Exercise
Using the data that follows, report how many lines include "JSON"; output no other text.

Stored data
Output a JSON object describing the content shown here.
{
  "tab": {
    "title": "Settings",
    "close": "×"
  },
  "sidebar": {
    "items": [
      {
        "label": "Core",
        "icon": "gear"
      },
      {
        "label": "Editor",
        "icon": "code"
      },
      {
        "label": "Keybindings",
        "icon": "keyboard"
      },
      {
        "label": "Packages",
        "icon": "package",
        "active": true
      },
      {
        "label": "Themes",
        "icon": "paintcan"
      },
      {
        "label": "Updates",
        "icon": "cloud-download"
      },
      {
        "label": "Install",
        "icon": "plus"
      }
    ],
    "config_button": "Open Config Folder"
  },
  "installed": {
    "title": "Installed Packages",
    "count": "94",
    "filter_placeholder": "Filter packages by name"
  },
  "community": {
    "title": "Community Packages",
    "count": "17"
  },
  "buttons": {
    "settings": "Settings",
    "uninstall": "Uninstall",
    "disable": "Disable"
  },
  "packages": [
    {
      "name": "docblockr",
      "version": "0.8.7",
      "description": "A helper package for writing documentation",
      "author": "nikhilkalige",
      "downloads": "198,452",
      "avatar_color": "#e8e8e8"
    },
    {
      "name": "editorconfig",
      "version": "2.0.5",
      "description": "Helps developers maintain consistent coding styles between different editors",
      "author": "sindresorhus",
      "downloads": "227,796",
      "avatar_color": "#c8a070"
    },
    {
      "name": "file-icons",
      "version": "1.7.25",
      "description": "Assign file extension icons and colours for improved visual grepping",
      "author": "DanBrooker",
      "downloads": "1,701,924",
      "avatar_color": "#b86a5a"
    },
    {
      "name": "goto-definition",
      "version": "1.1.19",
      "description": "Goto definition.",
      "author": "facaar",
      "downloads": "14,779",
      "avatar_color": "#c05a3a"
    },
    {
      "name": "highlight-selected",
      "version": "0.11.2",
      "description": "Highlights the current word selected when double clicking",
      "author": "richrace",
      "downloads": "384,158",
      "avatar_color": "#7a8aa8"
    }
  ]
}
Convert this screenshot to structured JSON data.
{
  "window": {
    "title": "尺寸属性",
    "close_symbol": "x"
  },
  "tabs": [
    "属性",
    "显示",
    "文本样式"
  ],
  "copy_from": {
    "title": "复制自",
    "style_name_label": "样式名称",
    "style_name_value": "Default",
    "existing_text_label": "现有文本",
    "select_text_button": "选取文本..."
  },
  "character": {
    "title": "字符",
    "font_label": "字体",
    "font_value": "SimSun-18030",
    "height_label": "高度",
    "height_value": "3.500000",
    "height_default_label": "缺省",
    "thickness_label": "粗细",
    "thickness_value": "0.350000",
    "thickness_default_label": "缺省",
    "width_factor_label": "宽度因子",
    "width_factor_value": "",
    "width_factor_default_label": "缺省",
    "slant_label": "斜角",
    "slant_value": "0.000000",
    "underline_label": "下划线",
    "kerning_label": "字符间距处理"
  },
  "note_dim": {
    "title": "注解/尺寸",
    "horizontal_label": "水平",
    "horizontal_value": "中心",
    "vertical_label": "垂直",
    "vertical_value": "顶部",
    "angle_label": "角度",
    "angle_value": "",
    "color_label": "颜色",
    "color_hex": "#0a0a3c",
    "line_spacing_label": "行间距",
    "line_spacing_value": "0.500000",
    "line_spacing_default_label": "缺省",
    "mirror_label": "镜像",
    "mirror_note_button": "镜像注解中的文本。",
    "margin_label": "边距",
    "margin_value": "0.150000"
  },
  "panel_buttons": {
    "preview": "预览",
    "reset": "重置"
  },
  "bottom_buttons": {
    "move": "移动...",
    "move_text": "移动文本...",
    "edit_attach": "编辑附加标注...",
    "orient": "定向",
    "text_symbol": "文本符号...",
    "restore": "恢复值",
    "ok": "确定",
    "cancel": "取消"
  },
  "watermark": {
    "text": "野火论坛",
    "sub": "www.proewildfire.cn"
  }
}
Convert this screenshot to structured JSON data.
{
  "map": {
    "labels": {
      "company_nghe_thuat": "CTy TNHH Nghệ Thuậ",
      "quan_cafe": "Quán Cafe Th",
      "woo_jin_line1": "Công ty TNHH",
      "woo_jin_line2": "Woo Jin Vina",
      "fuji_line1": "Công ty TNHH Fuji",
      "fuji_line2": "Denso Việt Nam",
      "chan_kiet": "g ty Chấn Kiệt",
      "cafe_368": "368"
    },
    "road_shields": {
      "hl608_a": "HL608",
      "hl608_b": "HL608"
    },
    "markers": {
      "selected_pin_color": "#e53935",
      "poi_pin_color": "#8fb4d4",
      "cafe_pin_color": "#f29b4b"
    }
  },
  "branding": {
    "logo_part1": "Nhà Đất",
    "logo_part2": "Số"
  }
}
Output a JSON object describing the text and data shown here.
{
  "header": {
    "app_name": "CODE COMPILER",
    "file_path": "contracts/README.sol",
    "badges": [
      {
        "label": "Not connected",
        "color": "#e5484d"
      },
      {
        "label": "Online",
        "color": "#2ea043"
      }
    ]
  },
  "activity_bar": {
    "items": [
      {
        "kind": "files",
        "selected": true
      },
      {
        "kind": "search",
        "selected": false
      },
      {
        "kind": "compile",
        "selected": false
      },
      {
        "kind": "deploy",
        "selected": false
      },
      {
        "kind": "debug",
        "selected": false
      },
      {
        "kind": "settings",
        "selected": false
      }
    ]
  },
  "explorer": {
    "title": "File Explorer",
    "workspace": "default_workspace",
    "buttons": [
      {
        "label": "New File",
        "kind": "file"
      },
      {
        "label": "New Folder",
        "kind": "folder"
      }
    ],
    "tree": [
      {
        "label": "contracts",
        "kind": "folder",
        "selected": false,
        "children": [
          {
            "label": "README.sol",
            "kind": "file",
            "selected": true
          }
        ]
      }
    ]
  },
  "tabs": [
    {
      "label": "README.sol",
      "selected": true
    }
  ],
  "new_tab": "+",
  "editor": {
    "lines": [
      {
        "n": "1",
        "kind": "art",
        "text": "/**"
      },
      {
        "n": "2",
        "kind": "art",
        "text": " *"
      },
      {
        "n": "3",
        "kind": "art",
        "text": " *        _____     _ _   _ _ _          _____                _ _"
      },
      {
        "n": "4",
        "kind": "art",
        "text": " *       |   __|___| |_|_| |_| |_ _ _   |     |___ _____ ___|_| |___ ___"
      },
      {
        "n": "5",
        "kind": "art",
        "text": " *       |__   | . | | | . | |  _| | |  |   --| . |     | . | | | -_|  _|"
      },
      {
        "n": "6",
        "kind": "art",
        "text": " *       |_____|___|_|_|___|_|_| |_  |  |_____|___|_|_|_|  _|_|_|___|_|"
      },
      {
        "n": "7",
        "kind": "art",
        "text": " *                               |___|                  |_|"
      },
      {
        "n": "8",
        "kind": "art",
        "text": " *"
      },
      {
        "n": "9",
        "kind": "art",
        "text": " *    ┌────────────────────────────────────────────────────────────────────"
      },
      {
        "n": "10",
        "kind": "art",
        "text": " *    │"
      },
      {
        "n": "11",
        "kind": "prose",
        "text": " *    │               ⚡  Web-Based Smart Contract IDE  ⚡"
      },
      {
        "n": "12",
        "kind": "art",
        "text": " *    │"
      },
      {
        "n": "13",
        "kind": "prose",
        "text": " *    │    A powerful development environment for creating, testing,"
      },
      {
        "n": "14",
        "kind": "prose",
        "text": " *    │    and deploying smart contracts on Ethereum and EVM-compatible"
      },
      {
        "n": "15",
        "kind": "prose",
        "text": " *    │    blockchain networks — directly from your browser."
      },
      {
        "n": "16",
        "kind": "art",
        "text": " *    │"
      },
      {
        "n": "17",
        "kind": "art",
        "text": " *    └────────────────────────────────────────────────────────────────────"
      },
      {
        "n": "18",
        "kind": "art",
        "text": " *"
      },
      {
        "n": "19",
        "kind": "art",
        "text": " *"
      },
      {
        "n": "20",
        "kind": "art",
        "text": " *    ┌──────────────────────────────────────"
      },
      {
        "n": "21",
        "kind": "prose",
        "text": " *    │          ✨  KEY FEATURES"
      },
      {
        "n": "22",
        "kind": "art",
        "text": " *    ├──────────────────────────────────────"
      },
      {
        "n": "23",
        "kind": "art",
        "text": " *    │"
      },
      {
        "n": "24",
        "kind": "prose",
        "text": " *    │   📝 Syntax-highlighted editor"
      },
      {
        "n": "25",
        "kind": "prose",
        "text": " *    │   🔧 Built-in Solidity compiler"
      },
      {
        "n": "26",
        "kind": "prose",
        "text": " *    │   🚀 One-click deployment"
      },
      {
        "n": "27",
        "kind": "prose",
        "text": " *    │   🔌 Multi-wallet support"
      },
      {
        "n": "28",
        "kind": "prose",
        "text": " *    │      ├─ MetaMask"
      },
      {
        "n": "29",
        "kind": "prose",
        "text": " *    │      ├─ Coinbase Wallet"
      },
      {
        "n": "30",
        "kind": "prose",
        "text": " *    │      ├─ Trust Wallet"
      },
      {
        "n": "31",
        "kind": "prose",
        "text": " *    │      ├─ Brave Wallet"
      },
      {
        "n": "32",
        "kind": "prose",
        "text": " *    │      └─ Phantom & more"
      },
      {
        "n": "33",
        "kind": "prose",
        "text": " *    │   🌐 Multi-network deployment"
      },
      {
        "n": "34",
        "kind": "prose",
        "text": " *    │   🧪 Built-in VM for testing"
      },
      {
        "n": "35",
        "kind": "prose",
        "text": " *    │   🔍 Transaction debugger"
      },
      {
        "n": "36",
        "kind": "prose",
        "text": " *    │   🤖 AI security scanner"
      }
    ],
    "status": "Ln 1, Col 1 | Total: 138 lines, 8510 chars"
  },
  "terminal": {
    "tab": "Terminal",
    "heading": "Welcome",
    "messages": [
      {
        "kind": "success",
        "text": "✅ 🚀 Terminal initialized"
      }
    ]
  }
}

Reply
4